District officials told the state Education Accountability Committee Thursday that during the first week of remote learning, an estimated 65% of students participated. The second week, 77% of students fully participated, while 12% attended partially and 11% did not engage.
But New Haven officials, who have been adamant about remote coursework in the face of Gov. Ned Lamont’s disagreement, told the state education board that they are working diligently to improve attendance.
“We are tracking down very, very consistently those students we cannot find,” Superintendent Iline Tracey said. “It could be that they’re having some connectivity issues; it could be that they have moved and we don’t have some of the information that we need to have to track them down.”
School officials also saw attendance increase from week one to two among English Language learners, whose engagement went from 75% participating to 89%, while special education students’ participation increased from 72% to 86%. The district expects those numbers to rise as they pass out hotspots this week to over 1,000 students whose families requested one.

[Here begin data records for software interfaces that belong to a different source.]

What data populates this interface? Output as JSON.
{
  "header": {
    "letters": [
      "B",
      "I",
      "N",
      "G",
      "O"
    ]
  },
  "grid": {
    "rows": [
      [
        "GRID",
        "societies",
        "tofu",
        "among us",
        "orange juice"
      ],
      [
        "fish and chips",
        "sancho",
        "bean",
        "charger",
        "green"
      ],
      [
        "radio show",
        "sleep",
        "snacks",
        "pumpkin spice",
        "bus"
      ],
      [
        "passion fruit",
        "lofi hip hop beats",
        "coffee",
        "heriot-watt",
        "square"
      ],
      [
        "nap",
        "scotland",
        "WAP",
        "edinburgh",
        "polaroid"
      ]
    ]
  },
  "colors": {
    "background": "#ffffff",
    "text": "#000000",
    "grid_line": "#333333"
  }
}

Tracey also told committee members that as of last Wednesday, 18,000 of the district’s 21,000 students were “connected to the classroom” and that they’re monitoring what that engagement looks like.
Lamont has urged the state’s largest district to reopen its schools for in-person learning, partially because the state did not want a repeat of the spring, where a quarter of students in the state went unaccounted for.
New Haven schools did vote Monday to start bringing 125 special education students back into the classroom for in-person learning next week. About half of those students will actually return to school while the rest will gradually be brought in over the next few weeks.
The district plans to reopen, partially, to all students on a hybrid learning model by November.
“We continue to find resolutions for families to improve their experiences,” Tracey said. “That experience has greatly changed from the spring with everyone connected through mobile classroom and Google Meet and the standard for live instruction.”
When New Haven reopens its classrooms, it will join 40.7% of districts across Connecticut that started the school year with a hybrid model.
But as COVID-19 outbreaks rise in schools throughout the state, some districts have had to make changes to their plans, going from in-person or hybrid to remote for a few weeks.
During his Thursday coronavirus briefing, Lamont said that there have been 48 positive cases among students and 27 among staff so far this fall.